Harden with the pull-up from midrange pic.twitter.com/CqRbqgs2MT— Dave McMenamin (@mcten) August 2, 2022
Harden’s floater not ghosting him again next season would be a welcomed development for him as well. Six games into his Philadelphia tenure, after he’d netted three and attempted nine runners during that time, I wrote about him rediscovering the aptitude and utility of them to combat his foibles as a finisher.
In the ensuing 15 regular-season games, he attempted 33, upping his volume a good deal, though he hit only 14 (42.4 percent). In totality, he buried 17 of his 42 runners (40.5 percent) with the Sixers — well off the 48.7 percent clip of the previous three years. Progressing much closer to that mark, if feasible, instead of last year’s would be a boon for his scoring. It’s worth noting that his hamstring injury may have altered his rhythm and contributed to this reduced output; if the hamstring is a problem next year, he may encounter trouble once more.
Harden is not the lone person who can facilitate his ascension. His co-star in Embiid could steal the tricks of some other savvy big men and master the art of the Gortat Seal Screen to chisel out runways for cleaner finishes near the hoop (Daniel Theis, Steven Adams and Isaiah Stewart are all contemporary practitioners).
The explosiveness of guys like Russell Westbrook, John Wall and Kyrie Irving (the ball-handlers in the lined video) to initially fashion paint touches vastly exceeds Harden’s last season, but there’s still probably room for experimentation here.
Embiid has dabbled with this tactic at times and he’s so adept at sealing off defenders for his own post position that a tweak in the goal of his seals doesn’t feel far-fetched. Afforded a summer and entire season to expand their synergy, incorporating this little trick is one path for Harden and Embiid to win on the margins together.
As I and others have addressed before, the addition of De’Anthony Melton reduces the importance of Matisse Thybulle, formerly the lone high-level guard defender in the rotation (I consider Danny Green a wing and his defense was nonetheless good, albeit flawed). Thybulle is a splendid defender, but his offensive ineptitude makes it challenging to hand him a hefty minutes because of the strain he places on floor-spacing.
If Melton supplants Thybulle in the rotation — and maybe Danuel House steals some minutes as well — Harden will likely enjoy added comfort to maneuver inside the arc. While the Toronto Raptors and Miami Heat in the playoffs exploited Thybulle’s poor jumper to frustrate Harden most commonly, plenty of other teams forged a similar strategy throughout the final three months of the season.
Recognizing how Melton and/or House replacing Thybulle on these sequences eases life for Harden and the collective offense is straightforward; both are threats from deep and are more adroit attacking closeouts than Thybulle. Chris Boucher should not be enabled to help off the strong-side corner so brazenly without consequence (granted, doing so was part of the Raptors’ defensive scheme). Fred VanVleet is awaiting Harden’s drive the entire time, as if his assignment on Thybulle is a suggestion at most. Philadelphia cannot let that be tenable.
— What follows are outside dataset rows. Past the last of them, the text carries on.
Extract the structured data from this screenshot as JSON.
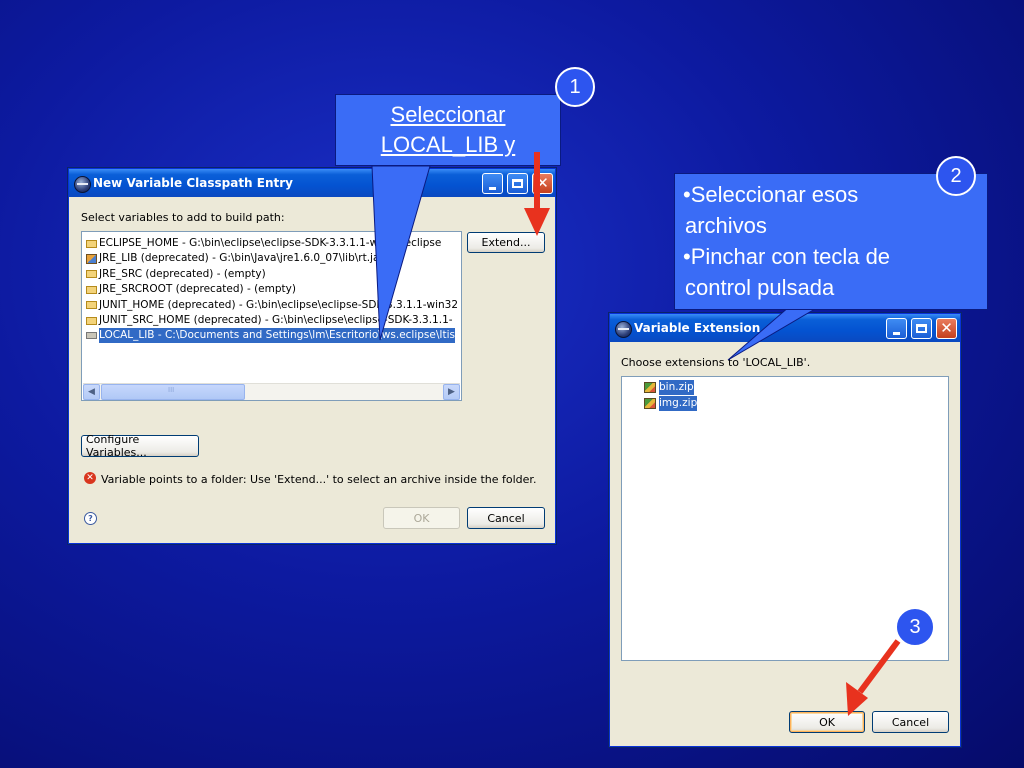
{
  "dialog1": {
    "title": "New Variable Classpath Entry",
    "prompt": "Select variables to add to build path:",
    "variables": [
      {
        "label": "ECLIPSE_HOME - G:\\bin\\eclipse\\eclipse-SDK-3.3.1.1-win32\\eclipse",
        "icon": "folder-icon"
      },
      {
        "label": "JRE_LIB (deprecated) - G:\\bin\\Java\\jre1.6.0_07\\lib\\rt.jar",
        "icon": "jar-icon"
      },
      {
        "label": "JRE_SRC (deprecated) - (empty)",
        "icon": "folder-icon"
      },
      {
        "label": "JRE_SRCROOT (deprecated) - (empty)",
        "icon": "folder-icon"
      },
      {
        "label": "JUNIT_HOME (deprecated) - G:\\bin\\eclipse\\eclipse-SDK-3.3.1.1-win32",
        "icon": "folder-icon"
      },
      {
        "label": "JUNIT_SRC_HOME (deprecated) - G:\\bin\\eclipse\\eclipse-SDK-3.3.1.1-",
        "icon": "folder-icon"
      },
      {
        "label": "LOCAL_LIB - C:\\Documents and Settings\\lm\\Escritorio\\ws.eclipse\\Itis",
        "icon": "folder-icon",
        "selected": true
      }
    ],
    "extend_label": "Extend...",
    "configure_label": "Configure Variables...",
    "error_message": "Variable points to a folder: Use 'Extend...' to select an archive inside the folder.",
    "ok_label": "OK",
    "cancel_label": "Cancel",
    "scroll_grip": "III"
  },
  "dialog2": {
    "title": "Variable Extension",
    "prompt": "Choose extensions to 'LOCAL_LIB'.",
    "files": [
      {
        "label": "bin.zip",
        "selected": true
      },
      {
        "label": "img.zip",
        "selected": true
      }
    ],
    "ok_label": "OK",
    "cancel_label": "Cancel"
  },
  "annotations": {
    "step1": {
      "number": "1",
      "text_line1": "Seleccionar",
      "text_line2": "LOCAL_LIB y"
    },
    "step2": {
      "number": "2",
      "bullet1_line1": "•Seleccionar esos",
      "bullet1_line2": "archivos",
      "bullet2_line1": "•Pinchar con tecla de",
      "bullet2_line2": "control pulsada"
    },
    "step3": {
      "number": "3"
    }
  },
  "colors": {
    "callout_fill": "#3a6cf6",
    "arrow_red": "#e8321e",
    "selection_blue": "#316ac5",
    "xp_title_blue": "#0453d1"
  }
}
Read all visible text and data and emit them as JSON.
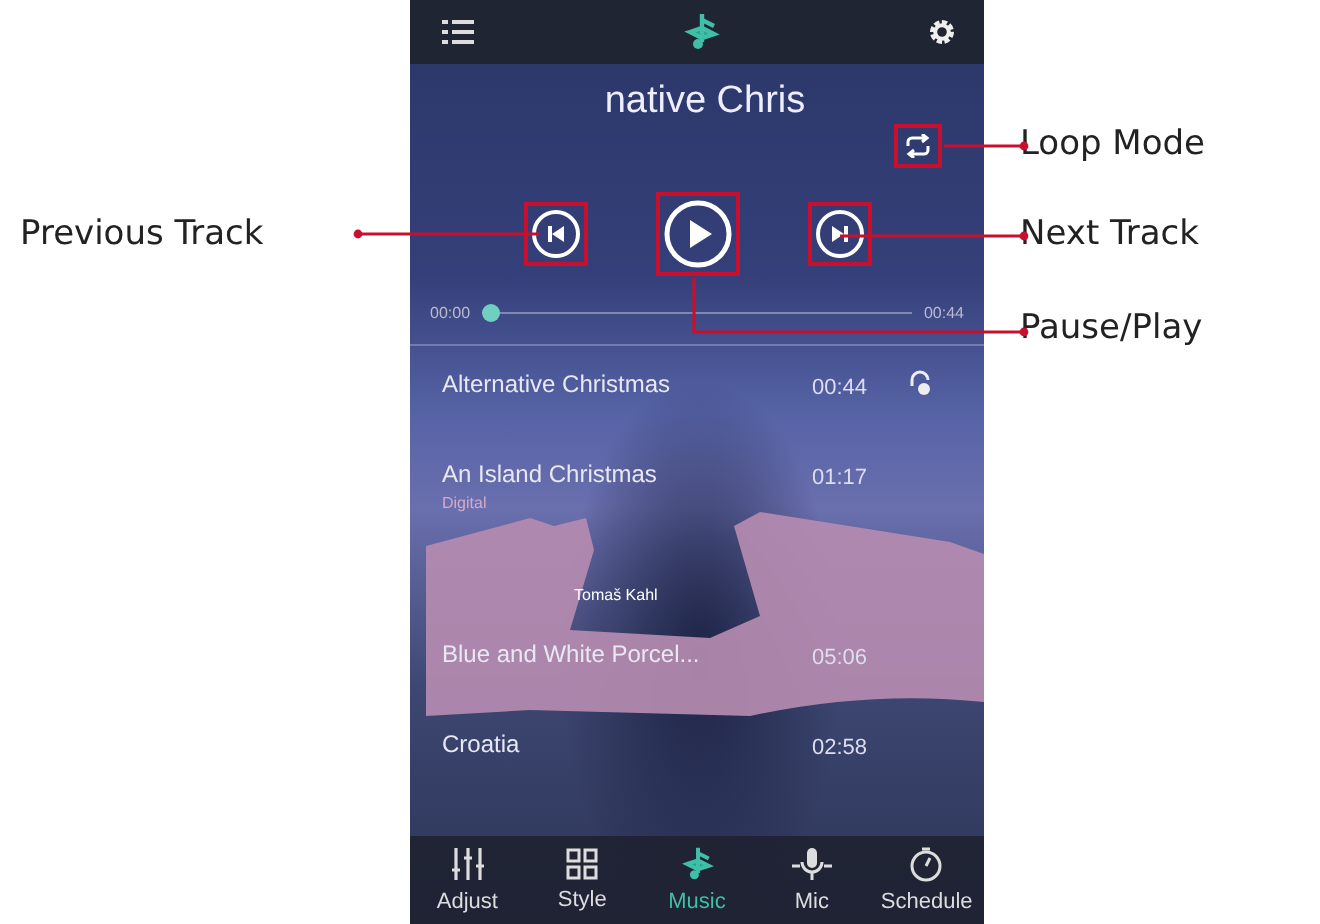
{
  "callouts": {
    "left": [
      {
        "label": "Previous Track"
      }
    ],
    "right": [
      {
        "label": "Loop Mode"
      },
      {
        "label": "Next Track"
      },
      {
        "label": "Pause/Play"
      }
    ]
  },
  "now_playing": {
    "title": "native Chris"
  },
  "progress": {
    "elapsed": "00:00",
    "total": "00:44",
    "level": 0
  },
  "tracks": [
    {
      "title": "Alternative Christmas",
      "duration": "00:44",
      "playing": true
    },
    {
      "title": "An Island Christmas",
      "duration": "01:17",
      "subtitle": "Digital",
      "playing": false
    },
    {
      "kind": "redacted",
      "caption": "Tomaš Kahl"
    },
    {
      "title": "Blue and White Porcel...",
      "duration": "05:06",
      "playing": false
    },
    {
      "title": "Croatia",
      "duration": "02:58",
      "playing": false
    }
  ],
  "nav": [
    {
      "label": "Adjust",
      "kind": "sliders",
      "selected": false
    },
    {
      "label": "Style",
      "kind": "grid",
      "selected": false
    },
    {
      "label": "Music",
      "kind": "note",
      "selected": true
    },
    {
      "label": "Mic",
      "kind": "mic",
      "selected": false
    },
    {
      "label": "Schedule",
      "kind": "timer",
      "selected": false
    }
  ]
}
The simplest antidote for Harden’s interior ails is a revitalized pair of hamstrings after a healthy offseason free of rehab and full of training. If that transpires, which is a plausible yet unknown if, all these suggestions will be rendered moot. Harden can wield the same style he rode to a dominant decade of hooping and keep cooking again.
If not, these amendments could be worthwhile and help him bridge the gap between who he was at his peak and who he was last year. All three versions are superb players, but the differences are stark and absolutely impact how far this Sixers club can spread its wings with Harden sitting shotgun.